Your task:
In the listing below, count the lines that contain the string "الصورة", and state that number without further words.

Record extracts:
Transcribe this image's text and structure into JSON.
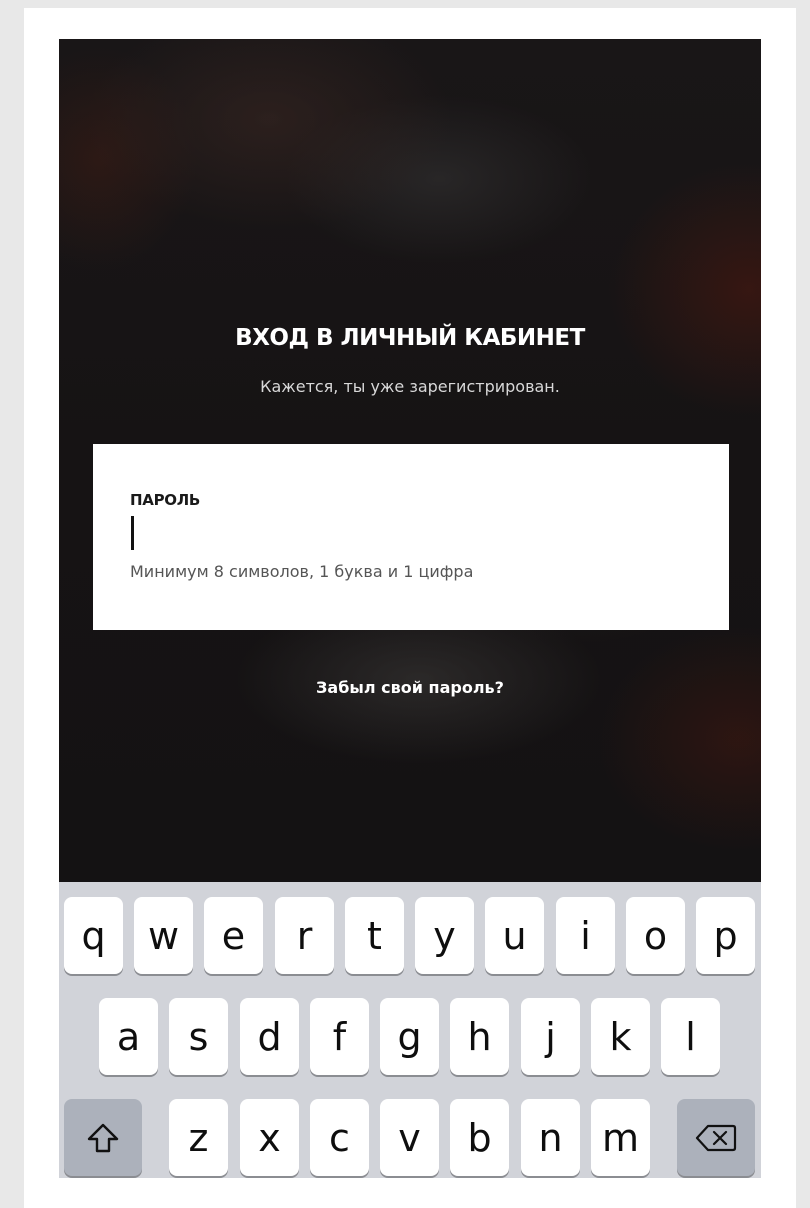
{
  "login": {
    "title": "ВХОД В ЛИЧНЫЙ КАБИНЕТ",
    "subtitle": "Кажется, ты уже зарегистрирован.",
    "password_label": "ПАРОЛЬ",
    "password_value": "",
    "password_hint": "Минимум 8 символов, 1 буква и 1 цифра",
    "forgot_link": "Забыл свой пароль?"
  },
  "keyboard": {
    "row1": [
      "q",
      "w",
      "e",
      "r",
      "t",
      "y",
      "u",
      "i",
      "o",
      "p"
    ],
    "row2": [
      "a",
      "s",
      "d",
      "f",
      "g",
      "h",
      "j",
      "k",
      "l"
    ],
    "row3": [
      "z",
      "x",
      "c",
      "v",
      "b",
      "n",
      "m"
    ],
    "shift_icon": "shift-arrow-icon",
    "backspace_icon": "backspace-icon"
  },
  "colors": {
    "background": "#141213",
    "card": "#ffffff",
    "keyboard": "#d1d3d9",
    "special_key": "#acb1bb"
  }
}
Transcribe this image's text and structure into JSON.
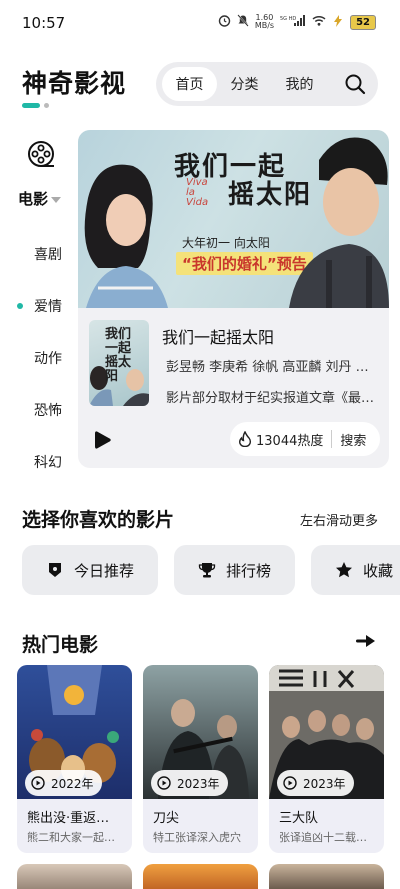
{
  "status": {
    "time": "10:57",
    "net_speed_value": "1.60",
    "net_speed_unit": "MB/s",
    "network": "5G HD",
    "battery": "52"
  },
  "header": {
    "app_title": "神奇影视",
    "nav_tabs": [
      "首页",
      "分类",
      "我的"
    ],
    "active_tab": "首页",
    "search_icon": "search-icon"
  },
  "sidebar": {
    "current_category": "电影",
    "categories": [
      "喜剧",
      "爱情",
      "动作",
      "恐怖",
      "科幻"
    ],
    "active_category": "爱情"
  },
  "featured": {
    "banner_title": "我们一起摇太阳",
    "banner_title_line1": "我们一起",
    "banner_title_line2": "摇太阳",
    "banner_viva": "Viva la Vida",
    "banner_sub1": "大年初一 向太阳",
    "banner_sub2": "“我们的婚礼”预告",
    "name": "我们一起摇太阳",
    "cast": "彭昱畅 李庚希 徐帆 高亚麟 刘丹 …",
    "description": "影片部分取材于纪实报道文章《最…",
    "heat": "13044热度",
    "search_label": "搜索",
    "poster_thumb_title": "我们一起摇太阳"
  },
  "choose": {
    "title": "选择你喜欢的影片",
    "more": "左右滑动更多",
    "chips": [
      {
        "label": "今日推荐",
        "icon": "badge-icon"
      },
      {
        "label": "排行榜",
        "icon": "trophy-icon"
      },
      {
        "label": "收藏",
        "icon": "star-icon"
      }
    ]
  },
  "hot": {
    "title": "热门电影",
    "movies": [
      {
        "year": "2022年",
        "name": "熊出没·重返…",
        "desc": "熊二和大家一起…"
      },
      {
        "year": "2023年",
        "name": "刀尖",
        "desc": "特工张译深入虎穴"
      },
      {
        "year": "2023年",
        "name": "三大队",
        "desc": "张译追凶十二载…"
      }
    ]
  },
  "colors": {
    "accent": "#20b8a6",
    "nav_bg": "#ececef",
    "card_bg": "#f1f1f4",
    "chip_bg": "#ebecef"
  }
}
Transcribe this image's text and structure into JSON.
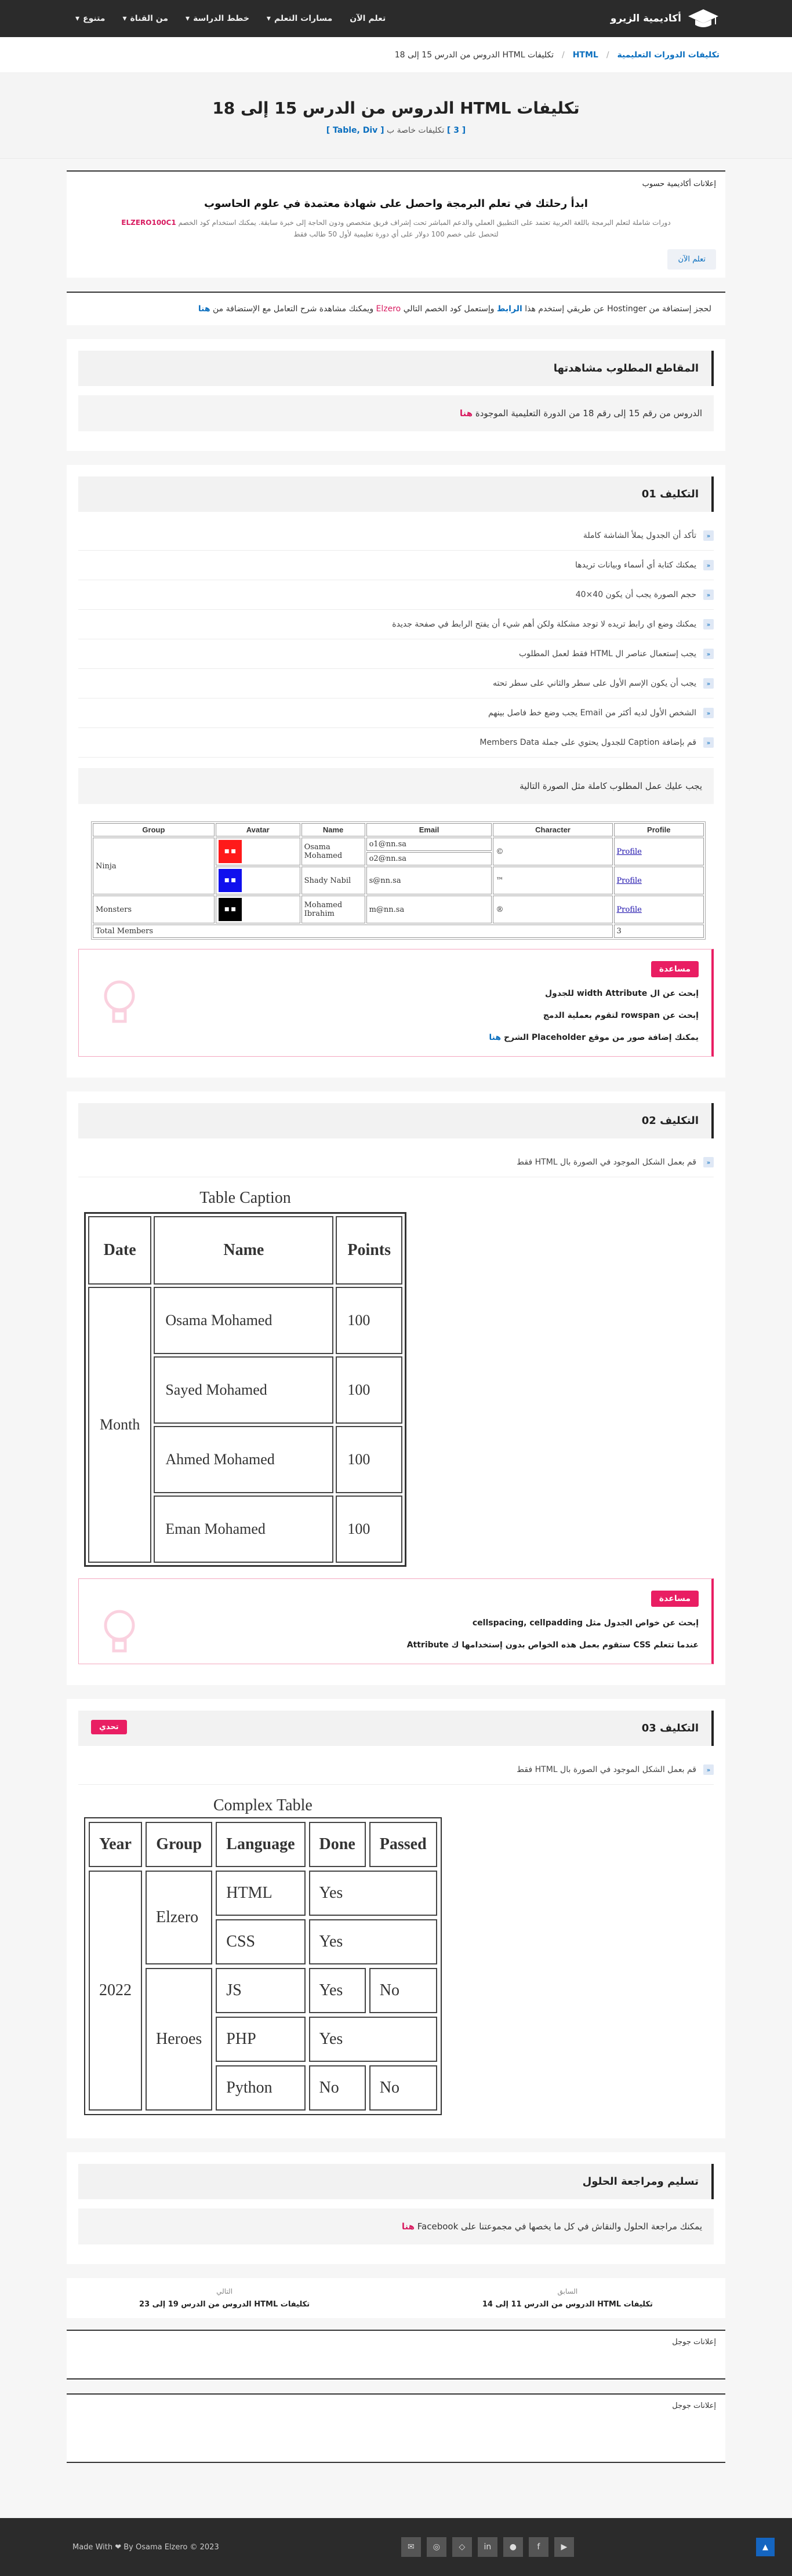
{
  "brand": {
    "name": "أكاديمية الزيرو"
  },
  "nav": [
    "تعلم الآن",
    "مسارات التعلم",
    "خطط الدراسة",
    "من القناة",
    "متنوع"
  ],
  "crumbs": {
    "home": "تكليفات الدورات التعليمية",
    "course": "HTML",
    "current": "تكليفات HTML الدروس من الدرس 15 إلى 18"
  },
  "hero": {
    "title": "تكليفات HTML الدروس من الدرس 15 إلى 18",
    "count": "[ 3 ]",
    "sub": "تكليفات خاصة ب",
    "tags": "[ Table, Div ]"
  },
  "ad": {
    "label": "إعلانات أكاديمية حسوب",
    "title": "ابدأ رحلتك في تعلم البرمجة واحصل على شهادة معتمدة في علوم الحاسوب",
    "text": "دورات شاملة لتعلم البرمجة باللغة العربية تعتمد على التطبيق العملي والدعم المباشر تحت إشراف فريق متخصص ودون الحاجة إلى خبرة سابقة. يمكنك استخدام كود الخصم",
    "code": "ELZERO100C1",
    "text2": "لتحصل على خصم 100 دولار على أي دورة تعليمية لأول 50 طالب فقط",
    "button": "تعلم الآن"
  },
  "host": {
    "a": "لحجز إستضافة من Hostinger عن طريقي إستخدم هذا",
    "link": "الرابط",
    "b": "وإستعمل كود الخصم التالي",
    "code": "Elzero",
    "c": "ويمكنك مشاهدة شرح التعامل مع الإستضافة من",
    "here": "هنا"
  },
  "videos": {
    "title": "المقاطع المطلوب مشاهدتها",
    "text": "الدروس من رقم 15 إلى رقم 18 من الدورة التعليمية الموجودة",
    "link": "هنا"
  },
  "a1": {
    "title": "التكليف 01",
    "tasks": [
      "تأكد أن الجدول يملأ الشاشة كاملة",
      "يمكنك كتابة أي أسماء وبيانات تريدها",
      "حجم الصورة يجب أن يكون 40×40",
      "يمكنك وضع اي رابط تريده لا توجد مشكلة ولكن أهم شيء أن يفتح الرابط في صفحة جديدة",
      "يجب إستعمال عناصر ال HTML فقط لعمل المطلوب",
      "يجب أن يكون الإسم الأول على سطر والثاني على سطر تحته",
      "الشخص الأول لديه أكثر من Email يجب وضع خط فاصل بينهم",
      "قم بإضافة Caption للجدول يحتوي على جملة Members Data"
    ],
    "box": "يجب عليك عمل المطلوب كاملة مثل الصورة التالية",
    "table": {
      "headers": [
        "Group",
        "Avatar",
        "Name",
        "Email",
        "Character",
        "Profile"
      ],
      "g1": "Ninja",
      "g2": "Monsters",
      "r1": {
        "name": "Osama Mohamed",
        "e1": "o1@nn.sa",
        "e2": "o2@nn.sa",
        "ch": "©",
        "p": "Profile"
      },
      "r2": {
        "name": "Shady Nabil",
        "e": "s@nn.sa",
        "ch": "™",
        "p": "Profile"
      },
      "r3": {
        "name": "Mohamed Ibrahim",
        "e": "m@nn.sa",
        "ch": "®",
        "p": "Profile"
      },
      "total": "Total Members",
      "count": "3"
    },
    "help": {
      "tag": "مساعدة",
      "l1": "إبحث عن ال width Attribute للجدول",
      "l2": "إبحث عن rowspan لتقوم بعملية الدمج",
      "l3": "يمكنك إضافة صور من موقع Placeholder الشرح",
      "l3link": "هنا"
    }
  },
  "a2": {
    "title": "التكليف 02",
    "task": "قم بعمل الشكل الموجود في الصورة بال HTML فقط",
    "table": {
      "caption": "Table Caption",
      "headers": [
        "Date",
        "Name",
        "Points"
      ],
      "month": "Month",
      "rows": [
        [
          "Osama Mohamed",
          "100"
        ],
        [
          "Sayed Mohamed",
          "100"
        ],
        [
          "Ahmed Mohamed",
          "100"
        ],
        [
          "Eman Mohamed",
          "100"
        ]
      ]
    },
    "help": {
      "tag": "مساعدة",
      "l1": "إبحث عن خواص الجدول مثل cellspacing, cellpadding",
      "l2": "عندما تتعلم CSS ستقوم بعمل هذه الخواص بدون إستخدامها ك Attribute"
    }
  },
  "a3": {
    "title": "التكليف 03",
    "challenge": "تحدي",
    "task": "قم بعمل الشكل الموجود في الصورة بال HTML فقط",
    "table": {
      "caption": "Complex Table",
      "headers": [
        "Year",
        "Group",
        "Language",
        "Done",
        "Passed"
      ],
      "year": "2022",
      "g1": "Elzero",
      "g2": "Heroes",
      "html": "HTML",
      "css": "CSS",
      "js": "JS",
      "php": "PHP",
      "py": "Python",
      "yes": "Yes",
      "no": "No"
    }
  },
  "submit": {
    "title": "تسليم ومراجعة الحلول",
    "text": "يمكنك مراجعة الحلول والنقاش في كل ما يخصها في مجموعتنا على Facebook",
    "link": "هنا"
  },
  "pager": {
    "prev_cap": "السابق",
    "prev": "تكليفات HTML الدروس من الدرس 11 إلى 14",
    "next_cap": "التالي",
    "next": "تكليفات HTML الدروس من الدرس 19 إلى 23"
  },
  "gads": "إعلانات جوجل",
  "footer": {
    "credit": "Made With ❤ By Osama Elzero © 2023"
  }
}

The completed task:
4